A DAD’S death could have been avoided if mental health services had worked together better in caring for his killer, a report has found.
An inquiry was launched by the North East Strategic Health Authority after Louisa Ovington was jailed indefinitely for stabbing Maurice Hilton at her home on January 8, 2006.
Mr Hilton, a divorced dad-of-three who lived in Dormand Villa, Station Town, was taken by ambulance to the University Hospital of Hartlepool, where he later died.
Ovington was cleared of murdering the 46-year-old by a jury at Newcastle Crown Court, but the 27-year-old was found guilty of manslaughter.
The attack came decades after Ovington witnessed her father stab her mother to death with two knives when she was just five-years-old.
Her dad, Mohammed Khelifati, was jailed for 15 years after he left her mum, Mary, to bleed to death in the stairwell of the Edinburgh flat she shared with young Louisa.
Twenty-two years on she went on to be a convicted killer herself when she stabbed Mr Hilton as he lay naked in bed at her flat in Beachdale Close, Station Town.
At the time of the attack, Ovington was receiving community-based mental health care from Tees and North East Yorkshire NHS Trust, which is now part of Tees, Esk and Wear Valleys NHS Foundation Trust (TEWV).
In the previous 10 years, she had received inpatient and outpatient care from several different mental health services, many of which now comprise TEWV, as well as services in Newcastle, Edinburgh and an independent sector hospital in Hertfordshire.

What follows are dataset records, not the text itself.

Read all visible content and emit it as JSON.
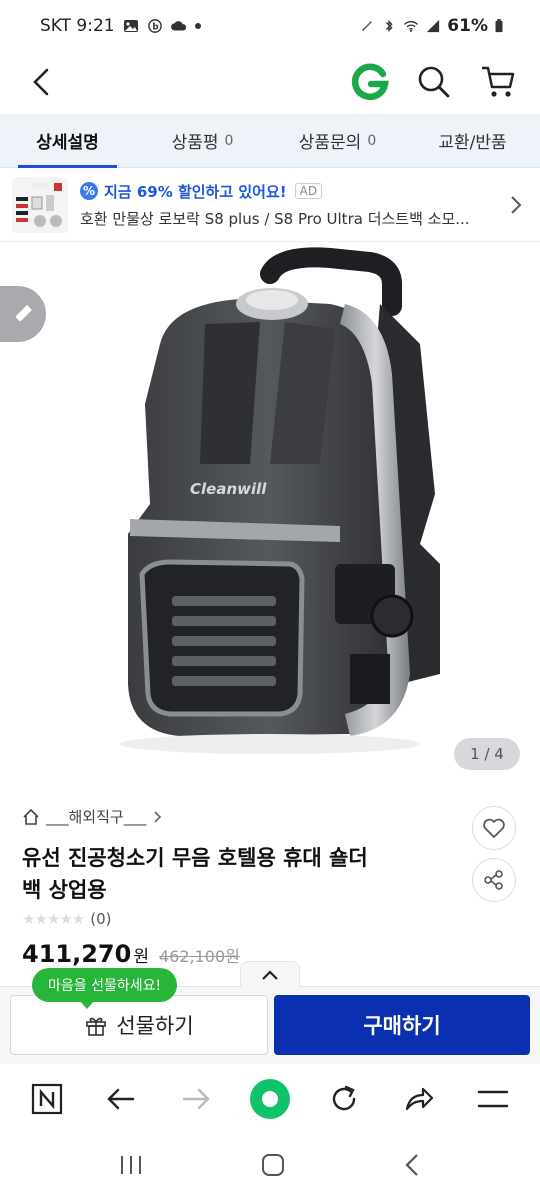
{
  "status_bar": {
    "carrier_time": "SKT 9:21",
    "battery": "61%"
  },
  "header": {
    "icons": [
      "back-arrow-icon",
      "gmarket-g-logo",
      "search-icon",
      "cart-icon"
    ],
    "accent_color": "#1aa84a"
  },
  "tabs": [
    {
      "label": "상세설명",
      "count": ""
    },
    {
      "label": "상품평",
      "count": "0"
    },
    {
      "label": "상품문의",
      "count": "0"
    },
    {
      "label": "교환/반품",
      "count": ""
    }
  ],
  "ad": {
    "headline": "지금 69% 할인하고 있어요!",
    "tag": "AD",
    "description": "호환 만물상 로보락 S8 plus / S8 Pro Ultra 더스트백 소모..."
  },
  "gallery": {
    "brand_on_product": "Cleanwill",
    "counter": "1 / 4"
  },
  "product": {
    "category": "___해외직구___",
    "title_line1": "유선 진공청소기 무음 호텔용 휴대 숄더",
    "title_line2": "백 상업용",
    "rating_count": "(0)",
    "price": "411,270",
    "price_unit": "원",
    "original_price": "462,100원"
  },
  "buy_bar": {
    "gift_bubble": "마음을 선물하세요!",
    "gift_label": "선물하기",
    "buy_label": "구매하기",
    "buy_color": "#0a2fb0"
  },
  "toolbar": {
    "icons": [
      "naver-n-icon",
      "back-icon",
      "forward-icon",
      "home-circle-icon",
      "reload-icon",
      "share-icon",
      "menu-icon"
    ]
  },
  "system_nav": {
    "icons": [
      "recents-icon",
      "home-icon",
      "back-icon"
    ]
  }
}
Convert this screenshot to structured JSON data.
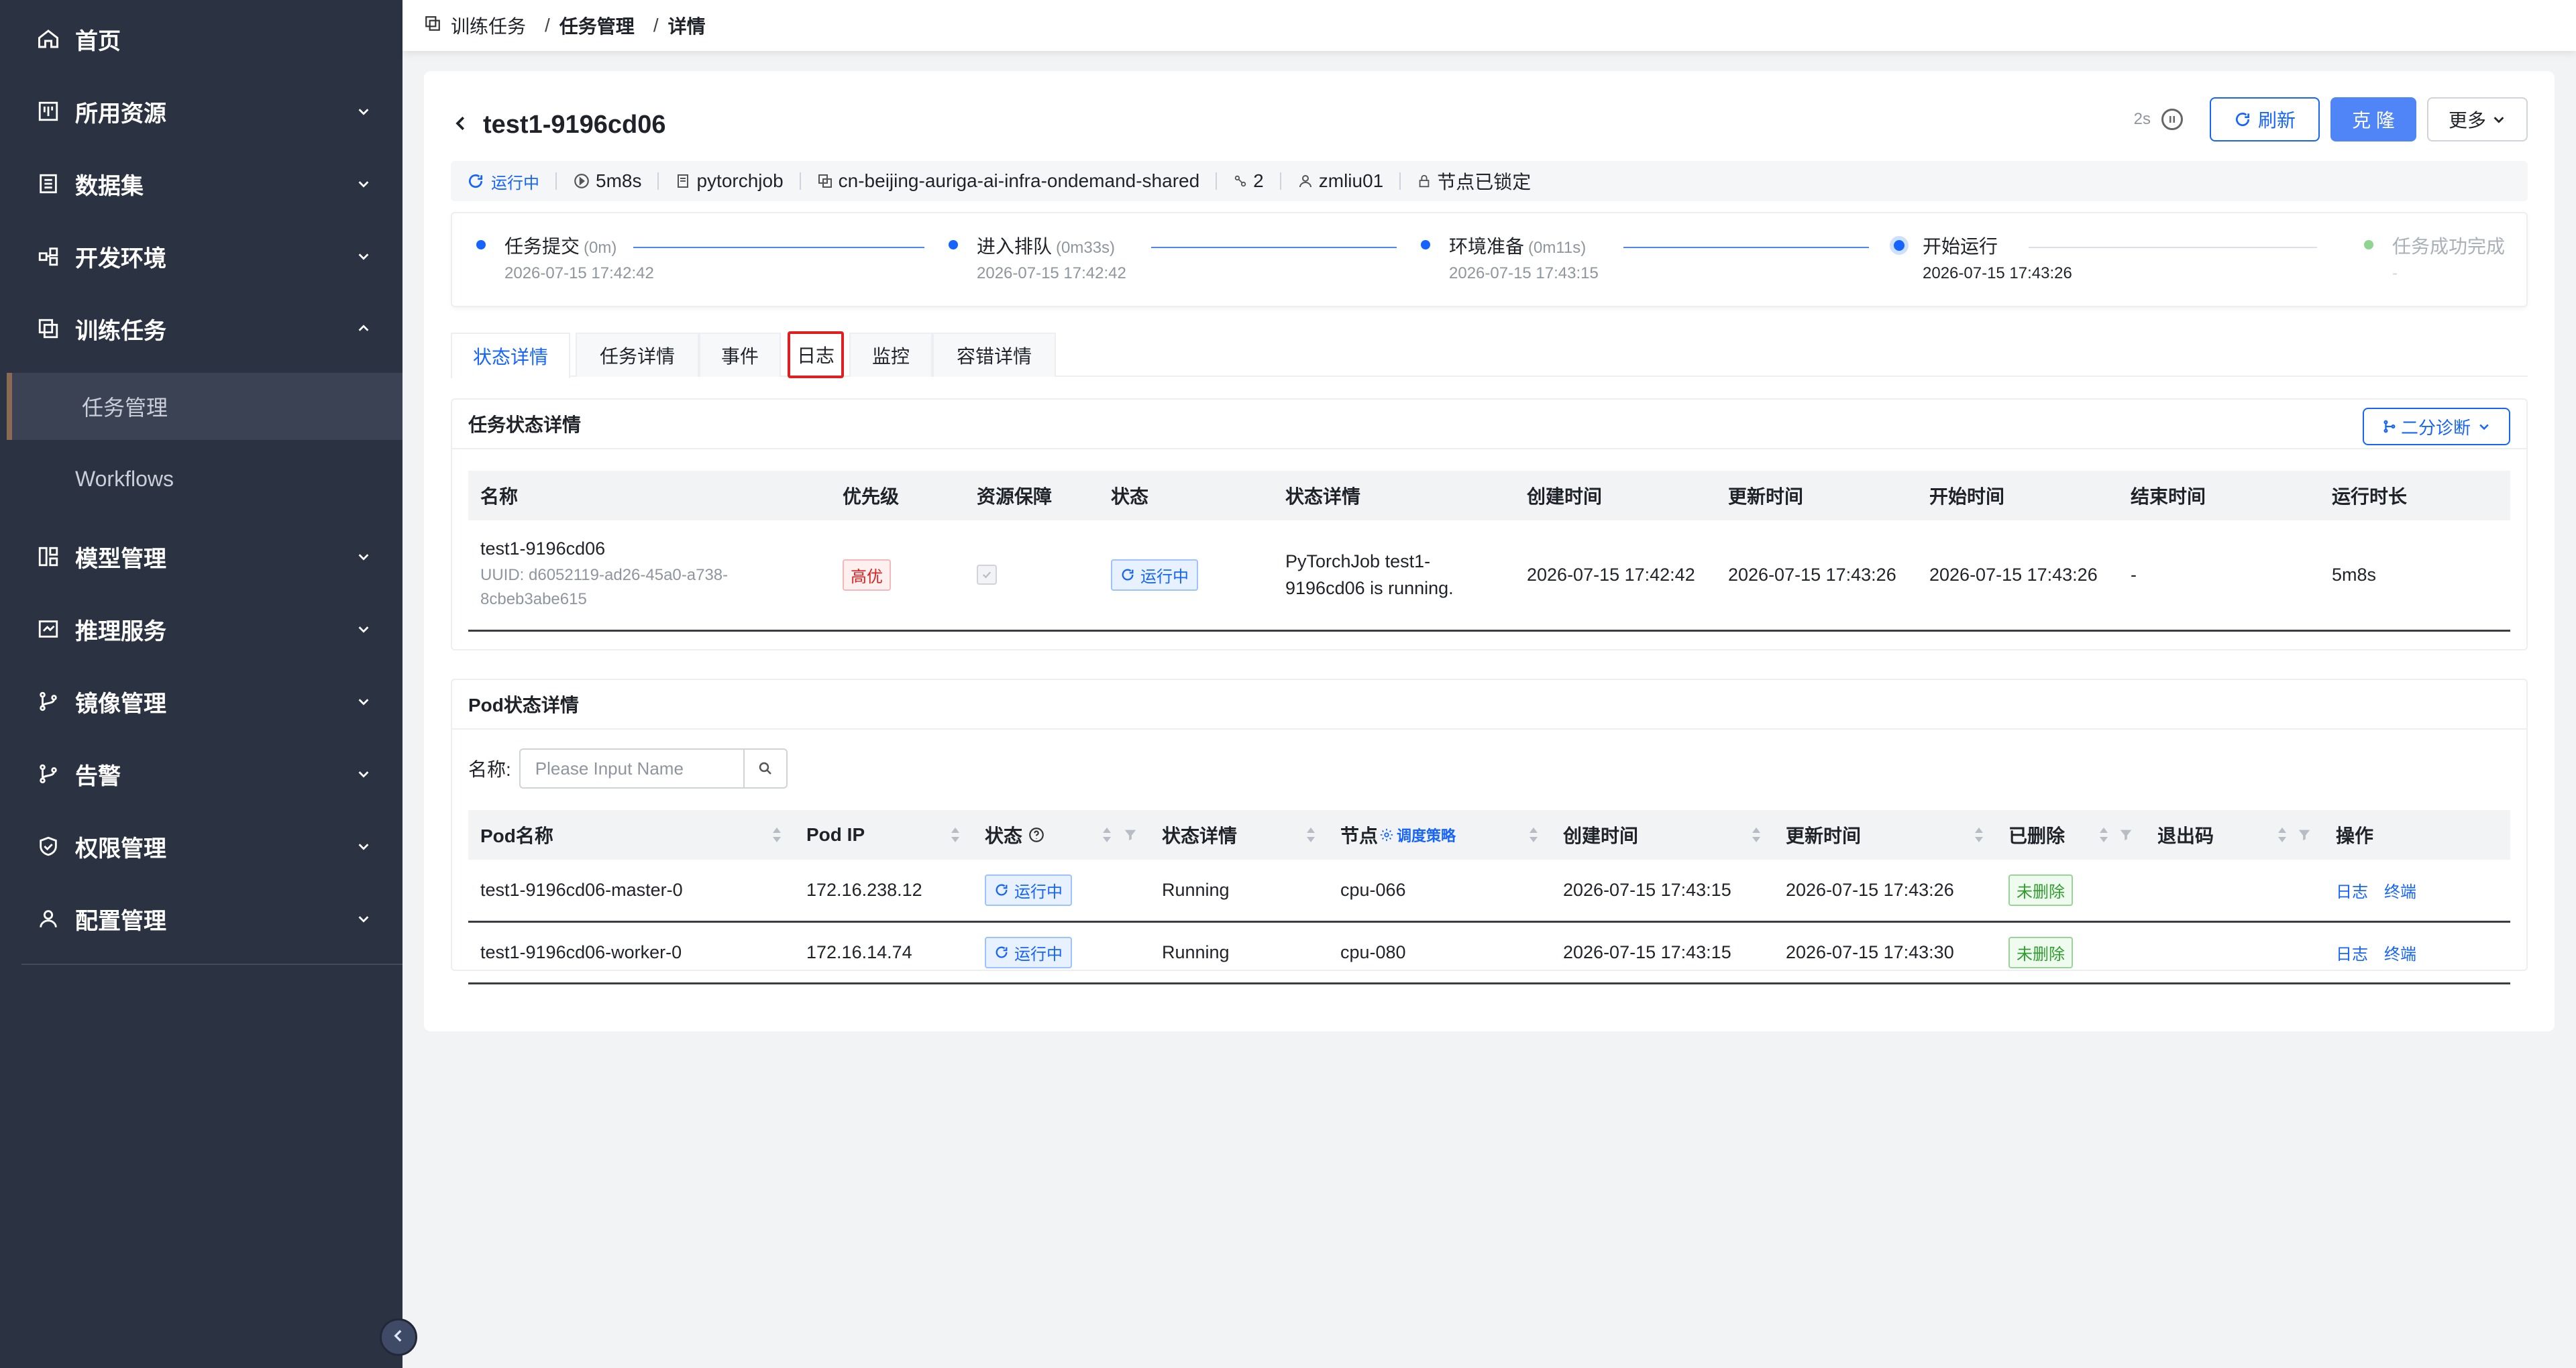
{
  "sidebar": {
    "items": [
      {
        "label": "首页",
        "icon": "home-icon"
      },
      {
        "label": "所用资源",
        "icon": "resource-icon"
      },
      {
        "label": "数据集",
        "icon": "dataset-icon"
      },
      {
        "label": "开发环境",
        "icon": "dev-env-icon"
      },
      {
        "label": "训练任务",
        "icon": "training-icon"
      },
      {
        "label": "任务管理"
      },
      {
        "label": "Workflows"
      },
      {
        "label": "模型管理",
        "icon": "model-icon"
      },
      {
        "label": "推理服务",
        "icon": "inference-icon"
      },
      {
        "label": "镜像管理",
        "icon": "image-icon"
      },
      {
        "label": "告警",
        "icon": "alert-icon"
      },
      {
        "label": "权限管理",
        "icon": "permission-icon"
      },
      {
        "label": "配置管理",
        "icon": "config-icon"
      }
    ]
  },
  "breadcrumb": {
    "root": "训练任务",
    "mid": "任务管理",
    "leaf": "详情",
    "sep": "/"
  },
  "header": {
    "title": "test1-9196cd06",
    "refresh_interval": "2s",
    "refresh_label": "刷新",
    "clone_label": "克 隆",
    "more_label": "更多"
  },
  "meta": {
    "status": "运行中",
    "duration": "5m8s",
    "job_type": "pytorchjob",
    "cluster": "cn-beijing-auriga-ai-infra-ondemand-shared",
    "replicas": "2",
    "user": "zmliu01",
    "lock": "节点已锁定"
  },
  "steps": [
    {
      "title": "任务提交",
      "dur": "(0m)",
      "time": "2026-07-15 17:42:42"
    },
    {
      "title": "进入排队",
      "dur": "(0m33s)",
      "time": "2026-07-15 17:42:42"
    },
    {
      "title": "环境准备",
      "dur": "(0m11s)",
      "time": "2026-07-15 17:43:15"
    },
    {
      "title": "开始运行",
      "dur": "",
      "time": "2026-07-15 17:43:26"
    },
    {
      "title": "任务成功完成",
      "dur": "",
      "time": "-"
    }
  ],
  "tabs": [
    "状态详情",
    "任务详情",
    "事件",
    "日志",
    "监控",
    "容错详情"
  ],
  "task_status": {
    "title": "任务状态详情",
    "diag_label": "二分诊断",
    "columns": [
      "名称",
      "优先级",
      "资源保障",
      "状态",
      "状态详情",
      "创建时间",
      "更新时间",
      "开始时间",
      "结束时间",
      "运行时长"
    ],
    "row": {
      "name": "test1-9196cd06",
      "uuid": "UUID: d6052119-ad26-45a0-a738-8cbeb3abe615",
      "priority": "高优",
      "status": "运行中",
      "detail": "PyTorchJob test1-9196cd06 is running.",
      "created": "2026-07-15 17:42:42",
      "updated": "2026-07-15 17:43:26",
      "started": "2026-07-15 17:43:26",
      "ended": "-",
      "duration": "5m8s"
    }
  },
  "pods": {
    "title": "Pod状态详情",
    "filter_label": "名称:",
    "filter_placeholder": "Please Input Name",
    "columns": [
      "Pod名称",
      "Pod IP",
      "状态",
      "状态详情",
      "节点",
      "创建时间",
      "更新时间",
      "已删除",
      "退出码",
      "操作"
    ],
    "sched_label": "调度策略",
    "rows": [
      {
        "name": "test1-9196cd06-master-0",
        "ip": "172.16.238.12",
        "status": "运行中",
        "detail": "Running",
        "node": "cpu-066",
        "created": "2026-07-15 17:43:15",
        "updated": "2026-07-15 17:43:26",
        "deleted": "未删除",
        "exit_code": "",
        "log": "日志",
        "terminal": "终端"
      },
      {
        "name": "test1-9196cd06-worker-0",
        "ip": "172.16.14.74",
        "status": "运行中",
        "detail": "Running",
        "node": "cpu-080",
        "created": "2026-07-15 17:43:15",
        "updated": "2026-07-15 17:43:30",
        "deleted": "未删除",
        "exit_code": "",
        "log": "日志",
        "terminal": "终端"
      }
    ]
  },
  "colors": {
    "accent": "#1664ff",
    "sidebar_bg": "#2b3242",
    "danger": "#e02020",
    "success": "#2f9e2f"
  }
}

An independent investigation was commissioned in 2008 to look into the healthcare and treatment provided to Ovington to see if there were lessons to be learned by local mental health services.

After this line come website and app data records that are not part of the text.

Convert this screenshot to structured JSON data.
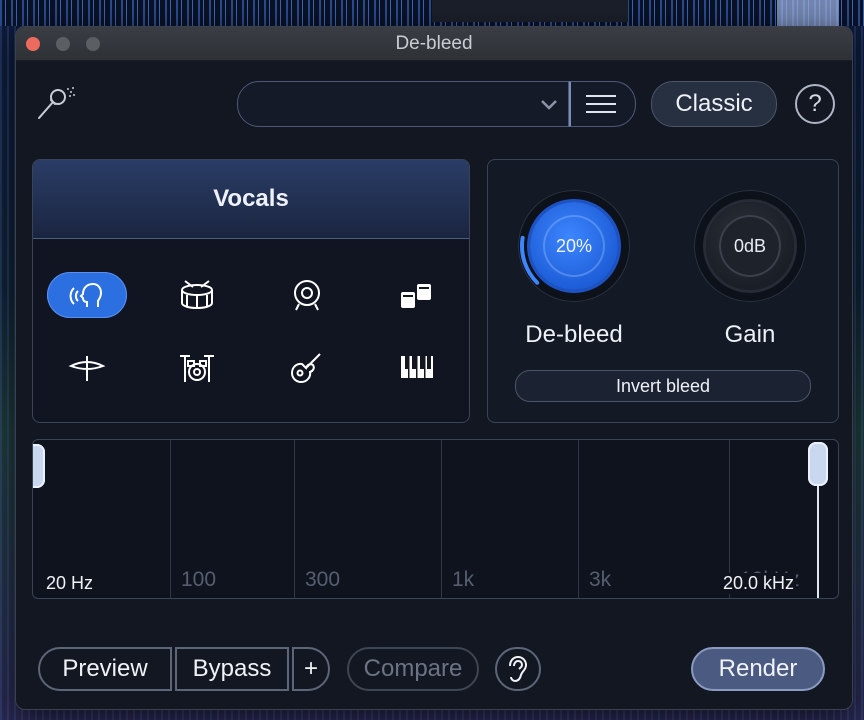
{
  "window": {
    "title": "De-bleed"
  },
  "toolbar": {
    "preset_value": "",
    "classic_label": "Classic",
    "help_label": "?"
  },
  "source_panel": {
    "title": "Vocals",
    "instruments": [
      {
        "icon": "voice-icon",
        "selected": true
      },
      {
        "icon": "snare-drum-icon",
        "selected": false
      },
      {
        "icon": "kick-drum-icon",
        "selected": false
      },
      {
        "icon": "toms-icon",
        "selected": false
      },
      {
        "icon": "cymbal-icon",
        "selected": false
      },
      {
        "icon": "drum-kit-icon",
        "selected": false
      },
      {
        "icon": "acoustic-guitar-icon",
        "selected": false
      },
      {
        "icon": "piano-keys-icon",
        "selected": false
      }
    ]
  },
  "controls": {
    "debleed": {
      "value": "20%",
      "label": "De-bleed",
      "level": 0.2
    },
    "gain": {
      "value": "0dB",
      "label": "Gain"
    },
    "invert_label": "Invert bleed"
  },
  "frequency": {
    "low_value": "20 Hz",
    "high_value": "20.0 kHz",
    "ticks": [
      "100",
      "300",
      "1k",
      "3k",
      "10kHz"
    ]
  },
  "footer": {
    "preview_label": "Preview",
    "bypass_label": "Bypass",
    "plus_label": "+",
    "compare_label": "Compare",
    "render_label": "Render"
  },
  "colors": {
    "accent": "#2c6fe0",
    "panel": "#121722"
  }
}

Overall, the panel concluded that if the agencies involved had worked together more effectively, it is possible that Mr Hilton’s death would not have happened.
The panel highlighted a number of issues which had particular significance, including failure to invoke public protection arrangements, failure to give sufficient weight to the impact of drug and alcohol abuse upon Ovington’s general mental health, inadequate collaboration between services and the effect of major reorganisations and staffing shortages on Ovington’s care.
The panel made a total of 31 recommendations within the report, all of which have been acted upon by local NHS organisations, as a result of internal reviews undertaken immediately after the event.
The panel also made additional observations to the North East Strategic Health Authority in relation to police and probation services, all of which have been communicated with relevant partner agencies to ensure lessons are learned more widely.
Professor Stephen Singleton, medical director at NHS North East, said: “Louisa Ovington had been in the care of various mental health services over a period of several years and experienced a lengthy, highly complex pathway of care, at times taking her outside of the region.
“There have, however, been vast improvements in mental health care since 2006 with robust systems now in place to minimise risk, ensure appropriate care co-ordination and timely information sharing between partner organisations.”